ISIS’s barbarity—including genocide, rape, slavery, beheadings, and torture—is well known.  It uses these acts to recruit more fighters to its perverted ideology by publicizing them online.  But the terrorist group doesn’t use violence and destruction just to spread its radical ideology – it’s also a source of revenue.

From drug smuggling and extortion to ransoms and antiquities trafficking, ISIS uses illicit activities to fund its terror. Shockingly, the group is also forcibly harvesting human organs and selling them for cash:

“Islamic State has sanctioned the harvesting of human organs in a previously undisclosed ruling by the group’s Islamic scholars… U.S. officials say it was among a trove of data and other information obtained by U.S. special forces in a raid in eastern Syria in May.” (Reuters, 12/25/15)
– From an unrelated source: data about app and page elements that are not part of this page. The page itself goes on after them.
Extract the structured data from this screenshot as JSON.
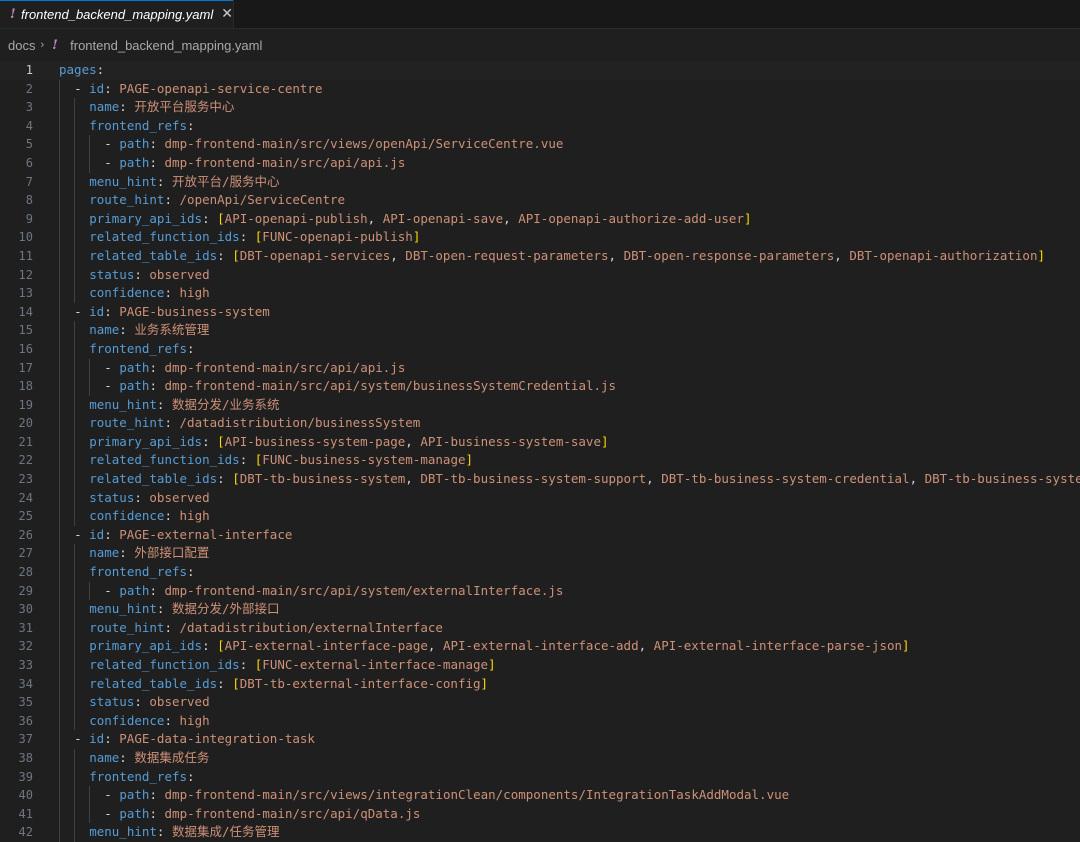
{
  "tab": {
    "label": "frontend_backend_mapping.yaml",
    "close_glyph": "✕",
    "icon": "yaml-bang-icon"
  },
  "breadcrumb": {
    "folder": "docs",
    "separator": "›",
    "file": "frontend_backend_mapping.yaml"
  },
  "colors": {
    "key": "#569cd6",
    "string": "#ce9178",
    "bracket": "#ffd700",
    "line_number": "#6e7681"
  },
  "current_line": 1,
  "lines": [
    {
      "n": "1",
      "indent": 0,
      "t": [
        {
          "c": "k",
          "v": "pages"
        },
        {
          "c": "p",
          "v": ":"
        }
      ]
    },
    {
      "n": "2",
      "indent": 2,
      "t": [
        {
          "c": "p",
          "v": "- "
        },
        {
          "c": "k",
          "v": "id"
        },
        {
          "c": "p",
          "v": ": "
        },
        {
          "c": "s",
          "v": "PAGE-openapi-service-centre"
        }
      ]
    },
    {
      "n": "3",
      "indent": 4,
      "t": [
        {
          "c": "k",
          "v": "name"
        },
        {
          "c": "p",
          "v": ": "
        },
        {
          "c": "s",
          "v": "开放平台服务中心"
        }
      ]
    },
    {
      "n": "4",
      "indent": 4,
      "t": [
        {
          "c": "k",
          "v": "frontend_refs"
        },
        {
          "c": "p",
          "v": ":"
        }
      ]
    },
    {
      "n": "5",
      "indent": 6,
      "t": [
        {
          "c": "p",
          "v": "- "
        },
        {
          "c": "k",
          "v": "path"
        },
        {
          "c": "p",
          "v": ": "
        },
        {
          "c": "s",
          "v": "dmp-frontend-main/src/views/openApi/ServiceCentre.vue"
        }
      ]
    },
    {
      "n": "6",
      "indent": 6,
      "t": [
        {
          "c": "p",
          "v": "- "
        },
        {
          "c": "k",
          "v": "path"
        },
        {
          "c": "p",
          "v": ": "
        },
        {
          "c": "s",
          "v": "dmp-frontend-main/src/api/api.js"
        }
      ]
    },
    {
      "n": "7",
      "indent": 4,
      "t": [
        {
          "c": "k",
          "v": "menu_hint"
        },
        {
          "c": "p",
          "v": ": "
        },
        {
          "c": "s",
          "v": "开放平台/服务中心"
        }
      ]
    },
    {
      "n": "8",
      "indent": 4,
      "t": [
        {
          "c": "k",
          "v": "route_hint"
        },
        {
          "c": "p",
          "v": ": "
        },
        {
          "c": "s",
          "v": "/openApi/ServiceCentre"
        }
      ]
    },
    {
      "n": "9",
      "indent": 4,
      "t": [
        {
          "c": "k",
          "v": "primary_api_ids"
        },
        {
          "c": "p",
          "v": ": "
        },
        {
          "c": "b",
          "v": "["
        },
        {
          "c": "s",
          "v": "API-openapi-publish"
        },
        {
          "c": "p",
          "v": ", "
        },
        {
          "c": "s",
          "v": "API-openapi-save"
        },
        {
          "c": "p",
          "v": ", "
        },
        {
          "c": "s",
          "v": "API-openapi-authorize-add-user"
        },
        {
          "c": "b",
          "v": "]"
        }
      ]
    },
    {
      "n": "10",
      "indent": 4,
      "t": [
        {
          "c": "k",
          "v": "related_function_ids"
        },
        {
          "c": "p",
          "v": ": "
        },
        {
          "c": "b",
          "v": "["
        },
        {
          "c": "s",
          "v": "FUNC-openapi-publish"
        },
        {
          "c": "b",
          "v": "]"
        }
      ]
    },
    {
      "n": "11",
      "indent": 4,
      "t": [
        {
          "c": "k",
          "v": "related_table_ids"
        },
        {
          "c": "p",
          "v": ": "
        },
        {
          "c": "b",
          "v": "["
        },
        {
          "c": "s",
          "v": "DBT-openapi-services"
        },
        {
          "c": "p",
          "v": ", "
        },
        {
          "c": "s",
          "v": "DBT-open-request-parameters"
        },
        {
          "c": "p",
          "v": ", "
        },
        {
          "c": "s",
          "v": "DBT-open-response-parameters"
        },
        {
          "c": "p",
          "v": ", "
        },
        {
          "c": "s",
          "v": "DBT-openapi-authorization"
        },
        {
          "c": "b",
          "v": "]"
        }
      ]
    },
    {
      "n": "12",
      "indent": 4,
      "t": [
        {
          "c": "k",
          "v": "status"
        },
        {
          "c": "p",
          "v": ": "
        },
        {
          "c": "s",
          "v": "observed"
        }
      ]
    },
    {
      "n": "13",
      "indent": 4,
      "t": [
        {
          "c": "k",
          "v": "confidence"
        },
        {
          "c": "p",
          "v": ": "
        },
        {
          "c": "s",
          "v": "high"
        }
      ]
    },
    {
      "n": "14",
      "indent": 2,
      "t": [
        {
          "c": "p",
          "v": "- "
        },
        {
          "c": "k",
          "v": "id"
        },
        {
          "c": "p",
          "v": ": "
        },
        {
          "c": "s",
          "v": "PAGE-business-system"
        }
      ]
    },
    {
      "n": "15",
      "indent": 4,
      "t": [
        {
          "c": "k",
          "v": "name"
        },
        {
          "c": "p",
          "v": ": "
        },
        {
          "c": "s",
          "v": "业务系统管理"
        }
      ]
    },
    {
      "n": "16",
      "indent": 4,
      "t": [
        {
          "c": "k",
          "v": "frontend_refs"
        },
        {
          "c": "p",
          "v": ":"
        }
      ]
    },
    {
      "n": "17",
      "indent": 6,
      "t": [
        {
          "c": "p",
          "v": "- "
        },
        {
          "c": "k",
          "v": "path"
        },
        {
          "c": "p",
          "v": ": "
        },
        {
          "c": "s",
          "v": "dmp-frontend-main/src/api/api.js"
        }
      ]
    },
    {
      "n": "18",
      "indent": 6,
      "t": [
        {
          "c": "p",
          "v": "- "
        },
        {
          "c": "k",
          "v": "path"
        },
        {
          "c": "p",
          "v": ": "
        },
        {
          "c": "s",
          "v": "dmp-frontend-main/src/api/system/businessSystemCredential.js"
        }
      ]
    },
    {
      "n": "19",
      "indent": 4,
      "t": [
        {
          "c": "k",
          "v": "menu_hint"
        },
        {
          "c": "p",
          "v": ": "
        },
        {
          "c": "s",
          "v": "数据分发/业务系统"
        }
      ]
    },
    {
      "n": "20",
      "indent": 4,
      "t": [
        {
          "c": "k",
          "v": "route_hint"
        },
        {
          "c": "p",
          "v": ": "
        },
        {
          "c": "s",
          "v": "/datadistribution/businessSystem"
        }
      ]
    },
    {
      "n": "21",
      "indent": 4,
      "t": [
        {
          "c": "k",
          "v": "primary_api_ids"
        },
        {
          "c": "p",
          "v": ": "
        },
        {
          "c": "b",
          "v": "["
        },
        {
          "c": "s",
          "v": "API-business-system-page"
        },
        {
          "c": "p",
          "v": ", "
        },
        {
          "c": "s",
          "v": "API-business-system-save"
        },
        {
          "c": "b",
          "v": "]"
        }
      ]
    },
    {
      "n": "22",
      "indent": 4,
      "t": [
        {
          "c": "k",
          "v": "related_function_ids"
        },
        {
          "c": "p",
          "v": ": "
        },
        {
          "c": "b",
          "v": "["
        },
        {
          "c": "s",
          "v": "FUNC-business-system-manage"
        },
        {
          "c": "b",
          "v": "]"
        }
      ]
    },
    {
      "n": "23",
      "indent": 4,
      "t": [
        {
          "c": "k",
          "v": "related_table_ids"
        },
        {
          "c": "p",
          "v": ": "
        },
        {
          "c": "b",
          "v": "["
        },
        {
          "c": "s",
          "v": "DBT-tb-business-system"
        },
        {
          "c": "p",
          "v": ", "
        },
        {
          "c": "s",
          "v": "DBT-tb-business-system-support"
        },
        {
          "c": "p",
          "v": ", "
        },
        {
          "c": "s",
          "v": "DBT-tb-business-system-credential"
        },
        {
          "c": "p",
          "v": ", "
        },
        {
          "c": "s",
          "v": "DBT-tb-business-syste"
        }
      ]
    },
    {
      "n": "24",
      "indent": 4,
      "t": [
        {
          "c": "k",
          "v": "status"
        },
        {
          "c": "p",
          "v": ": "
        },
        {
          "c": "s",
          "v": "observed"
        }
      ]
    },
    {
      "n": "25",
      "indent": 4,
      "t": [
        {
          "c": "k",
          "v": "confidence"
        },
        {
          "c": "p",
          "v": ": "
        },
        {
          "c": "s",
          "v": "high"
        }
      ]
    },
    {
      "n": "26",
      "indent": 2,
      "t": [
        {
          "c": "p",
          "v": "- "
        },
        {
          "c": "k",
          "v": "id"
        },
        {
          "c": "p",
          "v": ": "
        },
        {
          "c": "s",
          "v": "PAGE-external-interface"
        }
      ]
    },
    {
      "n": "27",
      "indent": 4,
      "t": [
        {
          "c": "k",
          "v": "name"
        },
        {
          "c": "p",
          "v": ": "
        },
        {
          "c": "s",
          "v": "外部接口配置"
        }
      ]
    },
    {
      "n": "28",
      "indent": 4,
      "t": [
        {
          "c": "k",
          "v": "frontend_refs"
        },
        {
          "c": "p",
          "v": ":"
        }
      ]
    },
    {
      "n": "29",
      "indent": 6,
      "t": [
        {
          "c": "p",
          "v": "- "
        },
        {
          "c": "k",
          "v": "path"
        },
        {
          "c": "p",
          "v": ": "
        },
        {
          "c": "s",
          "v": "dmp-frontend-main/src/api/system/externalInterface.js"
        }
      ]
    },
    {
      "n": "30",
      "indent": 4,
      "t": [
        {
          "c": "k",
          "v": "menu_hint"
        },
        {
          "c": "p",
          "v": ": "
        },
        {
          "c": "s",
          "v": "数据分发/外部接口"
        }
      ]
    },
    {
      "n": "31",
      "indent": 4,
      "t": [
        {
          "c": "k",
          "v": "route_hint"
        },
        {
          "c": "p",
          "v": ": "
        },
        {
          "c": "s",
          "v": "/datadistribution/externalInterface"
        }
      ]
    },
    {
      "n": "32",
      "indent": 4,
      "t": [
        {
          "c": "k",
          "v": "primary_api_ids"
        },
        {
          "c": "p",
          "v": ": "
        },
        {
          "c": "b",
          "v": "["
        },
        {
          "c": "s",
          "v": "API-external-interface-page"
        },
        {
          "c": "p",
          "v": ", "
        },
        {
          "c": "s",
          "v": "API-external-interface-add"
        },
        {
          "c": "p",
          "v": ", "
        },
        {
          "c": "s",
          "v": "API-external-interface-parse-json"
        },
        {
          "c": "b",
          "v": "]"
        }
      ]
    },
    {
      "n": "33",
      "indent": 4,
      "t": [
        {
          "c": "k",
          "v": "related_function_ids"
        },
        {
          "c": "p",
          "v": ": "
        },
        {
          "c": "b",
          "v": "["
        },
        {
          "c": "s",
          "v": "FUNC-external-interface-manage"
        },
        {
          "c": "b",
          "v": "]"
        }
      ]
    },
    {
      "n": "34",
      "indent": 4,
      "t": [
        {
          "c": "k",
          "v": "related_table_ids"
        },
        {
          "c": "p",
          "v": ": "
        },
        {
          "c": "b",
          "v": "["
        },
        {
          "c": "s",
          "v": "DBT-tb-external-interface-config"
        },
        {
          "c": "b",
          "v": "]"
        }
      ]
    },
    {
      "n": "35",
      "indent": 4,
      "t": [
        {
          "c": "k",
          "v": "status"
        },
        {
          "c": "p",
          "v": ": "
        },
        {
          "c": "s",
          "v": "observed"
        }
      ]
    },
    {
      "n": "36",
      "indent": 4,
      "t": [
        {
          "c": "k",
          "v": "confidence"
        },
        {
          "c": "p",
          "v": ": "
        },
        {
          "c": "s",
          "v": "high"
        }
      ]
    },
    {
      "n": "37",
      "indent": 2,
      "t": [
        {
          "c": "p",
          "v": "- "
        },
        {
          "c": "k",
          "v": "id"
        },
        {
          "c": "p",
          "v": ": "
        },
        {
          "c": "s",
          "v": "PAGE-data-integration-task"
        }
      ]
    },
    {
      "n": "38",
      "indent": 4,
      "t": [
        {
          "c": "k",
          "v": "name"
        },
        {
          "c": "p",
          "v": ": "
        },
        {
          "c": "s",
          "v": "数据集成任务"
        }
      ]
    },
    {
      "n": "39",
      "indent": 4,
      "t": [
        {
          "c": "k",
          "v": "frontend_refs"
        },
        {
          "c": "p",
          "v": ":"
        }
      ]
    },
    {
      "n": "40",
      "indent": 6,
      "t": [
        {
          "c": "p",
          "v": "- "
        },
        {
          "c": "k",
          "v": "path"
        },
        {
          "c": "p",
          "v": ": "
        },
        {
          "c": "s",
          "v": "dmp-frontend-main/src/views/integrationClean/components/IntegrationTaskAddModal.vue"
        }
      ]
    },
    {
      "n": "41",
      "indent": 6,
      "t": [
        {
          "c": "p",
          "v": "- "
        },
        {
          "c": "k",
          "v": "path"
        },
        {
          "c": "p",
          "v": ": "
        },
        {
          "c": "s",
          "v": "dmp-frontend-main/src/api/qData.js"
        }
      ]
    },
    {
      "n": "42",
      "indent": 4,
      "t": [
        {
          "c": "k",
          "v": "menu_hint"
        },
        {
          "c": "p",
          "v": ": "
        },
        {
          "c": "s",
          "v": "数据集成/任务管理"
        }
      ]
    }
  ]
}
“Bodies have turned up in mass graves bearing surgical incisions and missing organs such as kidneys.”  [In a briefing to the U.N. Security Council, Iraqi ambassador to the United Nations Mohamed Alhakim] said a dozen doctors have been executed in Mosul for refusing to participate in organ harvesting.” (New York Post, 2/18/15)

“[ISIS] has been recruiting foreign doctors for months to harvest the internal organs not only from the bodies of their own dead fighters but also from living hostages – including children – snatched from minority communities in Iraq and Syria… to sell on the lucrative international black market.” (Daily Mail, 12/19/14)
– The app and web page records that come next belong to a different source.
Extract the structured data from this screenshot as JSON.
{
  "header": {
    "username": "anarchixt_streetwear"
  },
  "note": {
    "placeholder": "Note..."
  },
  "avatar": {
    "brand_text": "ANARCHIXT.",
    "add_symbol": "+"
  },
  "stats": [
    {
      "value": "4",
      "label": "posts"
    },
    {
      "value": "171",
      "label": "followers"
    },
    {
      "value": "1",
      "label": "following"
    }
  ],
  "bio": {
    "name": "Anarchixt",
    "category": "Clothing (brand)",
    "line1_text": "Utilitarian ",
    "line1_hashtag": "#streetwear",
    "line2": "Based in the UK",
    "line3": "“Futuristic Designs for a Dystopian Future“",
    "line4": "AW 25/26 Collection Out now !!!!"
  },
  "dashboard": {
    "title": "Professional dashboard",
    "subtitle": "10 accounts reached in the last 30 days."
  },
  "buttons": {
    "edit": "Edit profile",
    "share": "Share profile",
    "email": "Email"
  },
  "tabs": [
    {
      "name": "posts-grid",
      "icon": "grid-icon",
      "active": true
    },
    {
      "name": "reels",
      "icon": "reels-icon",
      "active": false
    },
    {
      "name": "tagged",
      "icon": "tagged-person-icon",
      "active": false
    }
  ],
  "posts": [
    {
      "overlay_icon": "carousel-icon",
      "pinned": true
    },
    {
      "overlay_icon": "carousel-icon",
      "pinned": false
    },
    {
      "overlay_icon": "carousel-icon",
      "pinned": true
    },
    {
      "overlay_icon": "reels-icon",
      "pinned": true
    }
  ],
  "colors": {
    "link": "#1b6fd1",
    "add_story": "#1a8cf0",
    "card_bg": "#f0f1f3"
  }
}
“The income helps finance a growing stream of suicide attacks and assassinations…”  “It also aids the recruitment of Sunni tribal fighters and finances spectacular prison raids that liberate hundreds of fighters, as well as attacks on police patrols.” (CNN, 2/19/15)

Estimates indicate ISIS and other criminal and terror groups are raking in as much as $1 billion per year from trafficking organs on the black market.  Clearly, more must be done to put a stop to this awful trade.  And that’s why Rep. Dave Trott’s (R-MI) STOP Organ Trafficking Act is so important.  Notably, the bill closes a gap in U.S. law that fails to recognize organ trafficking as a form of human trafficking, authorizes the president to revoke passports or deny visas to anyone convicted of organ trafficking, and improves tracking U.S. and global efforts to shut down this illicit trade.

Last week, the House Foreign Affairs Committee passed Rep. Trott’s bill unanimously.  “The U.S. has led the fight against human trafficking, with help from this committee and its members,” said Chairman Royce prior to the vote.  “Rep. Trott’s bill continues that leadership.”